Another important aspect of National Minority Health Month is mental health. Many minority communities face unique challenges when it comes to mental health, including stigma, lack of access to care, and cultural barriers. This month is a great time to start talking about mental health and sharing resources and support with those in our communities who may be struggling.
What are some tips for staying healthy during National Minority Health Month?
National Minority Health Month is the perfect time to focus on our health and well-being. As minorities, we often face unique health challenges, so taking care of ourselves is essential. Here are some tips for staying healthy during this particular month and beyond.
1. Get moving – Exercise is crucial for physical and mental health. Try to get at least 30 minutes of physical activity each day. For example, you can walk, dance, or do some yoga. Whatever you enjoy, just get moving!
2. Eat well – A healthy diet can prevent chronic diseases and improve health. Eat plenty of fruits, vegetables, lean proteins, and whole grains. Avoid processed foods and sugary drinks.
3. Get enough sleep – Quality sleep is essential for our health. Aim for 7-9 hours of sleep each night. If you have trouble sleeping, establish a bedtime routine and avoid electronics before bed.
4. Manage stress – Stress can impact our physical and mental health. Find healthy ways to manage stress, such as meditation or exercise. Take breaks throughout the day to breathe and relax.
5. Get regular check-ups – Regular check-ups with your healthcare provider can catch health issues early on. Make sure to schedule your annual physical and any other recommended screenings.
Remember, taking care of your health is an act of self-care. You deserve to feel your best, so prioritize your health in this National Minority Health.
What are some ways that I can help increase awareness of National Minority Health Month?
It’s great that you’re interested in helping increase awareness of National Minority Health Month. As minorities, we must take ownership of our health and well-being, and that starts with spreading the word about this important month.
Here are a few ways you can help increase awareness:
1. Share on social media: Whether it’s Facebook, Twitter, or Instagram, social media is a great way to spread the word about National Minority Health Month. Share posts from organizations or individuals raising awareness, or create your own posts to share information and resources.
2. Host an event: Consider hosting an event in your community to promote National Minority Health Month.

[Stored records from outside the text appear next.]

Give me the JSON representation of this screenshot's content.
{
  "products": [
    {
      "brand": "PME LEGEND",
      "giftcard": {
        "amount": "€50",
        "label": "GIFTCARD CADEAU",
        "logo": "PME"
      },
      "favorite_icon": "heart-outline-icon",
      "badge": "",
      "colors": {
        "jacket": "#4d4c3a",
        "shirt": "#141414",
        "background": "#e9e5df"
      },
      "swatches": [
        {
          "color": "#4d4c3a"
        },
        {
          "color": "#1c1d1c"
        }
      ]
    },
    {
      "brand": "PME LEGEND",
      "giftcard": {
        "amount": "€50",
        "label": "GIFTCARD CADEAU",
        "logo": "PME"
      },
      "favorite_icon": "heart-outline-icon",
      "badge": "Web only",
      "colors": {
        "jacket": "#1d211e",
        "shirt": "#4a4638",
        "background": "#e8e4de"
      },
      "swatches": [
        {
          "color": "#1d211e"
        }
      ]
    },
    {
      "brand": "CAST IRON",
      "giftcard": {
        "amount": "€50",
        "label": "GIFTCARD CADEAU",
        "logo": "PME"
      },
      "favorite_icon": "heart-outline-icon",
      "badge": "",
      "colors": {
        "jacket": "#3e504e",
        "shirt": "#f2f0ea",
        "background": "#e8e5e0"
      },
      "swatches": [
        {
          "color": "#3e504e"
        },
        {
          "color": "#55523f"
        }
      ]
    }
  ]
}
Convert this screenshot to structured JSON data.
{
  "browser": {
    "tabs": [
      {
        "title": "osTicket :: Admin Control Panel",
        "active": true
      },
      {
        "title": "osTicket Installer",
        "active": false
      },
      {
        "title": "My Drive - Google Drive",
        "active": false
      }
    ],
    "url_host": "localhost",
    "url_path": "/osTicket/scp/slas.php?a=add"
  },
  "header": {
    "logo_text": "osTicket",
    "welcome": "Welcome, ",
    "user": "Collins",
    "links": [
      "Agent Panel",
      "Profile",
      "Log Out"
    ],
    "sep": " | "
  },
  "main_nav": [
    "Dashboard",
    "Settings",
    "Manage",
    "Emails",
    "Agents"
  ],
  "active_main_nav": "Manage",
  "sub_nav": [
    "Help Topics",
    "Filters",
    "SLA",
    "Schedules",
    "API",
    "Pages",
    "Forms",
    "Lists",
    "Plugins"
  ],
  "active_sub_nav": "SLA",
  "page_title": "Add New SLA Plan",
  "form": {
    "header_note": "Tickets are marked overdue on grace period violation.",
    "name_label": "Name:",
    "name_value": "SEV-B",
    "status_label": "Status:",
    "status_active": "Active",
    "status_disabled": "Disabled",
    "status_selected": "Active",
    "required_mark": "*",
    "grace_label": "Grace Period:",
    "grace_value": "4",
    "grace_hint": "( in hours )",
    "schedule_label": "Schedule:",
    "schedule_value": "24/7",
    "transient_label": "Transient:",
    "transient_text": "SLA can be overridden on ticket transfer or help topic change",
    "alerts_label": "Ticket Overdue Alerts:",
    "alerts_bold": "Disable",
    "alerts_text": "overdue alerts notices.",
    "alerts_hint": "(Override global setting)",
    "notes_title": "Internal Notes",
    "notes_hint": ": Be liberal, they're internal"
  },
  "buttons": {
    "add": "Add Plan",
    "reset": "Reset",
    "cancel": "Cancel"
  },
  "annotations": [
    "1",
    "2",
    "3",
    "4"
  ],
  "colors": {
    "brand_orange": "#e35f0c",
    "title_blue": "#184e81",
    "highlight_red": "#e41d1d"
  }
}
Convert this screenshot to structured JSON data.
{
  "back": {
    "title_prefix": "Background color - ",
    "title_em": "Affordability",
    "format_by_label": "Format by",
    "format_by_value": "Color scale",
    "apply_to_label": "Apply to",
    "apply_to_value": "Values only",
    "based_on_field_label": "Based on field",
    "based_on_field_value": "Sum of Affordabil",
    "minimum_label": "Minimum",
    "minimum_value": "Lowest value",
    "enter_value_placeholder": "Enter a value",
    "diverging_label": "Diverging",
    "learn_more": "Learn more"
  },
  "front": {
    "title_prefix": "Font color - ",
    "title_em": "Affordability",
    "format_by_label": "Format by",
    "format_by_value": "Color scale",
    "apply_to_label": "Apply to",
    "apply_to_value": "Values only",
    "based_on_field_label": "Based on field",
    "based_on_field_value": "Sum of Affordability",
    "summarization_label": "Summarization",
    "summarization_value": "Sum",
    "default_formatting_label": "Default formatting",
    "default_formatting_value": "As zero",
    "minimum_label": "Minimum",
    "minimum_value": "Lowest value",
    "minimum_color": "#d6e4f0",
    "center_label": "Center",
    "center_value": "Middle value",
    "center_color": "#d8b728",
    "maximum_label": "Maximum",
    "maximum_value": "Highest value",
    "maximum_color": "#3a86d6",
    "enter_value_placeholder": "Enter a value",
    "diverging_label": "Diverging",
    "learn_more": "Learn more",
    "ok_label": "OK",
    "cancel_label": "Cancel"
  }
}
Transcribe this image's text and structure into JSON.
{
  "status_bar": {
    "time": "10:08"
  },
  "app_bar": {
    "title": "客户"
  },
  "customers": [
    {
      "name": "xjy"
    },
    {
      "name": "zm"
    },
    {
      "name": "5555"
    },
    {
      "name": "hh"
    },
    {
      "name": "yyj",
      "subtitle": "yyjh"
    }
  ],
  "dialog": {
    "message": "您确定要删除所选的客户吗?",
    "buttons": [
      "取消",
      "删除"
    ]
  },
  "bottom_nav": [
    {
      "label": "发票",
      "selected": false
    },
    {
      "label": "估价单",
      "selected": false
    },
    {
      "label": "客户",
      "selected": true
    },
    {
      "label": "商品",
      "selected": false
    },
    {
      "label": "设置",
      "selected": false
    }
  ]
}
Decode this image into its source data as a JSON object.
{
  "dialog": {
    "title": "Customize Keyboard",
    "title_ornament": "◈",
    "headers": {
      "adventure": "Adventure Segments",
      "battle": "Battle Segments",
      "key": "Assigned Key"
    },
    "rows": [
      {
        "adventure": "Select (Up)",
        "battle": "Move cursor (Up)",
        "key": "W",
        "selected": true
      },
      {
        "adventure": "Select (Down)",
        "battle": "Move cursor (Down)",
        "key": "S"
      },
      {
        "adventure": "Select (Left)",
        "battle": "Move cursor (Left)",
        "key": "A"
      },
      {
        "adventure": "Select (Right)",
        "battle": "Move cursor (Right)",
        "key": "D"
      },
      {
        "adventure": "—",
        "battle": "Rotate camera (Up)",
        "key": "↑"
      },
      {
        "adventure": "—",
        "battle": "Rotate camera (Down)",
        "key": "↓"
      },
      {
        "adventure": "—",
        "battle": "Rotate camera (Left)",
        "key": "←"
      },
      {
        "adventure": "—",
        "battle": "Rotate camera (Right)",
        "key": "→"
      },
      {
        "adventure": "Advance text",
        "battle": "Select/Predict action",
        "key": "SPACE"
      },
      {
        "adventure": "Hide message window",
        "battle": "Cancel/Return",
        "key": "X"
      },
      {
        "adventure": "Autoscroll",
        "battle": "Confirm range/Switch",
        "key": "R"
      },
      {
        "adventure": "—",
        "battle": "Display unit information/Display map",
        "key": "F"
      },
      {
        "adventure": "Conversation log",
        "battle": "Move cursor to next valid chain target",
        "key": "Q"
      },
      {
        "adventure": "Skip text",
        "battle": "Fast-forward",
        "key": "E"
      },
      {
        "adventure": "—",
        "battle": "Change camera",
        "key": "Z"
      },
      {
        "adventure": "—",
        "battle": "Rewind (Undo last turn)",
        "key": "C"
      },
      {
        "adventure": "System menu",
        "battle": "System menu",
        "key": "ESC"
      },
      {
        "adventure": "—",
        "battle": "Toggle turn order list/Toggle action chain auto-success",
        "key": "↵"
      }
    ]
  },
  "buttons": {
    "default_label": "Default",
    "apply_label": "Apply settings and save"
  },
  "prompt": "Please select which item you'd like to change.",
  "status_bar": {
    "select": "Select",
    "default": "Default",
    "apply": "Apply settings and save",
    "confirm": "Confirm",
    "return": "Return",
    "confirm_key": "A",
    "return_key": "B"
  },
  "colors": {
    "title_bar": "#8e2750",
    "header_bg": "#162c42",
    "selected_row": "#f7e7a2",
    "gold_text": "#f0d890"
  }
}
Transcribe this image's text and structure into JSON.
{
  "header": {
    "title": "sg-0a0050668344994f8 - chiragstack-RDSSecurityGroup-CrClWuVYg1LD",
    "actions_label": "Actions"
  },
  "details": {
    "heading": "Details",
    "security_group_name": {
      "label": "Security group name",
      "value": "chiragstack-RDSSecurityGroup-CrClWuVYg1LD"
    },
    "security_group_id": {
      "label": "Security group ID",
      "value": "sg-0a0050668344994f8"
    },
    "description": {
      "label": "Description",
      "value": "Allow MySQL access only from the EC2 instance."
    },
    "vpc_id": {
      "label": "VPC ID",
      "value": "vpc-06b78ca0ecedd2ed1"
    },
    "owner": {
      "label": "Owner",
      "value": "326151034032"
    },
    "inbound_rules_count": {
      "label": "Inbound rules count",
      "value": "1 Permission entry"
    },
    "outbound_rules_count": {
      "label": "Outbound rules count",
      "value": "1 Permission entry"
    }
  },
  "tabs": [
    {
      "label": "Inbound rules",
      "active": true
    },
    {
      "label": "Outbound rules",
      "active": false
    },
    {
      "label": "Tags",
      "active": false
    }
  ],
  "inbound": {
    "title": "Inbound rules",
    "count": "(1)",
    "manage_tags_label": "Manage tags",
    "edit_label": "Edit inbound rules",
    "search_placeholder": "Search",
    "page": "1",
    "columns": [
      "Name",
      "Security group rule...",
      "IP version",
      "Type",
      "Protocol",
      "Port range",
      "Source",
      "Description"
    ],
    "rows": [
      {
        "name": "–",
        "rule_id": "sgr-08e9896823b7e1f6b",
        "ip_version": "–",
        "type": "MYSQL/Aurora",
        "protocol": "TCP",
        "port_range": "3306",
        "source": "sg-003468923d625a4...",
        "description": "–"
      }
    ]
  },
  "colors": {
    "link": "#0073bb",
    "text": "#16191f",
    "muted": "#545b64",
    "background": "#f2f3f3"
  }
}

This could be a health fair, a workshop, or a fun run or walk.
3. Partner with local organizations: Reach out to organizations focusing on health or minority issues and see if you can partner with them to raise awareness about National Minority Health Month.
4. Talk to your friends and family: Sometimes, the best way to spread the word is simply by talking to those around you. Share information and resources with your friends and family and encourage them to spread the word.
Remember, increasing awareness is just the first step. Next, we must take action to improve our health and the health of our communities. So let’s use National Minority Health Month as a catalyst to make positive changes in our lives and the lives of those around us.